Visit One; the villager we spoke with told us that she and her family, at one point, had 15 cattle. They now had two. Over recent years, it seems that the predators had all but cleared out the serving of food that was on offer here. She also told us that the two nights prior, she and her family had been woken in the night by roars over the grasslands. She displays anger and sadness at losing her cattle.


Visit Two; the residents here told us that hours before our arrival, they watched a pack of painted dogs take down an impala not more than 40 yards away from their home, proving the problem extends to canine carnivores also. Some suggest more attacks are from painted dogs and hyenas. Fortunately for them, it wasn’t any of their goats or cows. In the first of these three images, Rhumbi (left) accesses a camera trap. These cameras are located at all of the homesteads we visited; however this is the first to have photographed lions, two weeks prior. Motion triggered and only set to take pictures at night, this camera captured a group of lionesses approaching and lurking around the corrals (images below).


Motion triggered night camera (left) and large corral for cows and goats (right)

Visit Three; the guy tells us he once had over 60 cattle, but has lost many over time. A larger corral like this, it’s easy for the lions, not only because there are so many options to choose from, but also because all the lions need to do is spook a few of the cattle for them to all subsequently panic and breech their boundaries.
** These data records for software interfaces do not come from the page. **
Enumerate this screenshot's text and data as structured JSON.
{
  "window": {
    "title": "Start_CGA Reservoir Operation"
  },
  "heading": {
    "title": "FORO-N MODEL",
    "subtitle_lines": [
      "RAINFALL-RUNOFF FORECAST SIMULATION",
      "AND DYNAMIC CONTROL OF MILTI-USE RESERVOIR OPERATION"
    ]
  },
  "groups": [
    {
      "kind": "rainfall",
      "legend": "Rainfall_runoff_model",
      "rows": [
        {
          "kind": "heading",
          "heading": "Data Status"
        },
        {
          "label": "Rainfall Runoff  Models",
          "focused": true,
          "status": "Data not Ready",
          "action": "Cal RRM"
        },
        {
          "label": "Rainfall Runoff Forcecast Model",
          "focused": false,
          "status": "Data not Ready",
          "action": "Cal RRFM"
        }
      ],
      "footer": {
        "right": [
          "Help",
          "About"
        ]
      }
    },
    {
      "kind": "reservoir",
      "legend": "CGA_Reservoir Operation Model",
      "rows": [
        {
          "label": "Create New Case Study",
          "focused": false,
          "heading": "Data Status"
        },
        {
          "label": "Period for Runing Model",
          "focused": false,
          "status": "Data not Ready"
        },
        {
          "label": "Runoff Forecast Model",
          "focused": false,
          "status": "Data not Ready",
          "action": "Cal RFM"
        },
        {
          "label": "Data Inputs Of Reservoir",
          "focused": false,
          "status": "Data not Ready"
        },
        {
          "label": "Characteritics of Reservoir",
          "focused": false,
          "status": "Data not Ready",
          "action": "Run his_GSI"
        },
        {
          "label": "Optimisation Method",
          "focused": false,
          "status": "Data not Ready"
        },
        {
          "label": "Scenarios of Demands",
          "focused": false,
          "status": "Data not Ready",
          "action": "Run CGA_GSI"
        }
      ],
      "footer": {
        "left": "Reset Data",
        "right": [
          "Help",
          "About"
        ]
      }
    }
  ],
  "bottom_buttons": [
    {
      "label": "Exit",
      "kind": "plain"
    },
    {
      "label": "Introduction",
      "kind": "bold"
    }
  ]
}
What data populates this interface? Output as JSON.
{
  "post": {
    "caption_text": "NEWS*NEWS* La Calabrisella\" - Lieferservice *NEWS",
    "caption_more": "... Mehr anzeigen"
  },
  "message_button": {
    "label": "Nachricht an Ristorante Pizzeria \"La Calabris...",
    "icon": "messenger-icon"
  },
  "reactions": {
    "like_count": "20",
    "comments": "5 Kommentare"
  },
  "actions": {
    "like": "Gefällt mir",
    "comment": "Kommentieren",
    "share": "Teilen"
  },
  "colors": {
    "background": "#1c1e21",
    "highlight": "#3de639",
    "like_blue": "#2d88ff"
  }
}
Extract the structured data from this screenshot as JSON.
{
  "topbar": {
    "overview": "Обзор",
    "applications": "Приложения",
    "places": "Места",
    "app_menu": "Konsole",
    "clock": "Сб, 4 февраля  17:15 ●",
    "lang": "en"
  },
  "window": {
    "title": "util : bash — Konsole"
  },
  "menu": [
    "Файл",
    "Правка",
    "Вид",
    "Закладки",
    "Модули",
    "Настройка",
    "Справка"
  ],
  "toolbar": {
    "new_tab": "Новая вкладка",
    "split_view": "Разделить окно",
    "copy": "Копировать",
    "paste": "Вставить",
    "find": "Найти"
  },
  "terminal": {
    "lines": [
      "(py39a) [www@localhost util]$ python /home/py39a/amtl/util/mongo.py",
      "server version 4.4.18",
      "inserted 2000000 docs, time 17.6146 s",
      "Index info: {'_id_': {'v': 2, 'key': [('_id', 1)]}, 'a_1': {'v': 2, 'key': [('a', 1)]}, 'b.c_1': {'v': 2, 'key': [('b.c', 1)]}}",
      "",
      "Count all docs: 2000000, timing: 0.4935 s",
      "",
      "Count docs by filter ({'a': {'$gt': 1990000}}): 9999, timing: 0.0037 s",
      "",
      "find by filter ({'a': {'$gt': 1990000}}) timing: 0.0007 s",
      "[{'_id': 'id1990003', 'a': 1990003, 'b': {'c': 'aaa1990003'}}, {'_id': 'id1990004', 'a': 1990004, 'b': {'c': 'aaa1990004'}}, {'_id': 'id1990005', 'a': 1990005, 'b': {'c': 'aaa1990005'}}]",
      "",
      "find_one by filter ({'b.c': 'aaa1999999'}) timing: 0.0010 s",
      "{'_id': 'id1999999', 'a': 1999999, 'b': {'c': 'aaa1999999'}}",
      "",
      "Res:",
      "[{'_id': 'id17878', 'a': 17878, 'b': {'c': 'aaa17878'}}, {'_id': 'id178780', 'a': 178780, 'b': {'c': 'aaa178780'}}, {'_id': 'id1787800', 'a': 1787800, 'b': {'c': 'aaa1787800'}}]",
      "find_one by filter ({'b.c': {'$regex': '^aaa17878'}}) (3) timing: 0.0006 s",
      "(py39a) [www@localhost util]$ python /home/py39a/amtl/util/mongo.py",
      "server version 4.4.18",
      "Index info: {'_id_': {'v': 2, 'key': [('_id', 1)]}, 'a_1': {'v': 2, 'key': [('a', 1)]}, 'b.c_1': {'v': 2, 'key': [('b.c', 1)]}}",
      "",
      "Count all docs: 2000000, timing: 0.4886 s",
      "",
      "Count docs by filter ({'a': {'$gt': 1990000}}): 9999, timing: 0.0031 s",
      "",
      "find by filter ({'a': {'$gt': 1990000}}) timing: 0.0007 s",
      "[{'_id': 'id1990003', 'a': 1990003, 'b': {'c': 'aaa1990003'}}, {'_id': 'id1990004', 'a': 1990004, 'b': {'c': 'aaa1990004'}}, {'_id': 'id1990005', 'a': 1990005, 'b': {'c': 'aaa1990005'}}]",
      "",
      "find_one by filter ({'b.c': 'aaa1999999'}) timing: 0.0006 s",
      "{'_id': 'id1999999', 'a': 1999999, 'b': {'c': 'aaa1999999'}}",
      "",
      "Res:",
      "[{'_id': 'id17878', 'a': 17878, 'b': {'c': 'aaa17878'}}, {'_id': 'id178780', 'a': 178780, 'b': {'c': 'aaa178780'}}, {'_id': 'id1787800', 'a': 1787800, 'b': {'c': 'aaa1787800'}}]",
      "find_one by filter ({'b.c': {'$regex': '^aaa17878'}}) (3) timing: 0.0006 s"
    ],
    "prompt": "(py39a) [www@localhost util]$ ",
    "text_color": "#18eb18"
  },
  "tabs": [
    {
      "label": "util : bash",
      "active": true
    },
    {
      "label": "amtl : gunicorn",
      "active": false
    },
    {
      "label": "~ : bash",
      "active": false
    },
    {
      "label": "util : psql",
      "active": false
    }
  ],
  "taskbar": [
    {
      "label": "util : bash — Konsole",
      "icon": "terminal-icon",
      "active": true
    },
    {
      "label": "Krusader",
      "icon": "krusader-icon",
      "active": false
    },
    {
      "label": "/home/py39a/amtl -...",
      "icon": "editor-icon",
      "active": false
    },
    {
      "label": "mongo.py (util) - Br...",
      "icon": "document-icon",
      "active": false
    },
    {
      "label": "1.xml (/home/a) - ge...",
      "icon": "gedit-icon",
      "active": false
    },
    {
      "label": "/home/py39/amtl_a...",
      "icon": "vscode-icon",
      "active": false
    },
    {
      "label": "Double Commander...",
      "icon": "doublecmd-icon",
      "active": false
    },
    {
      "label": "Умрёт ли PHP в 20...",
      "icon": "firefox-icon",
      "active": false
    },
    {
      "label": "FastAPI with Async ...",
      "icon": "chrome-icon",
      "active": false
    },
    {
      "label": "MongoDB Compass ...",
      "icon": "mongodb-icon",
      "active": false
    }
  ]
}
Visit Four; 5 days before our arrival, this villager had lost a cattle to a lion, finding only a few bones as remains. He spoke casually and jokingly about losing it.

IMG_6858-copyVisit Five; Nothing detected. Higher trees surround her homestead (image right) meaning lions can get closer undetected.

Visits Six and Seven; concluded a round trip of visits in which no lions were captured in the camera traps. But this was not necessarily a disappointment to the research.

Around all of the carrols, the ALERT and CU teams have installed LED lights intended to deter lions from approaching them. Like the motion triggered camera traps, the lights are programmed to only go off at night – the prime time for lion assaults. The fact that no lions had been snapped over the past week may indicate the deterrents are working. And for the locals, they’re just glad their livestock survives another week.


Corrals are surrounded by blinking lights to deter the predators at night

JB-Rhumbi-FieldworkWhy are ALERT and CU doing this, aside from for research purposes? Well they want help the local communities. They want locals to see an association between the work the projects do and benefits to them. They want locals to see a value to having to live cheek-to-cheek with lions, which for a long time there hasn’t been, and for locals to know there is an alternative to the conflict and just looking to kill lions to stop the threat they’ve encountered for so long. To get the people of Africa to support lion conservation, they have to be incentivised. And that won’t happen whilst lions continue to have a detrimental effect on the lives of so many rural African people.

Read more on the ALERT project.



Ryan Walker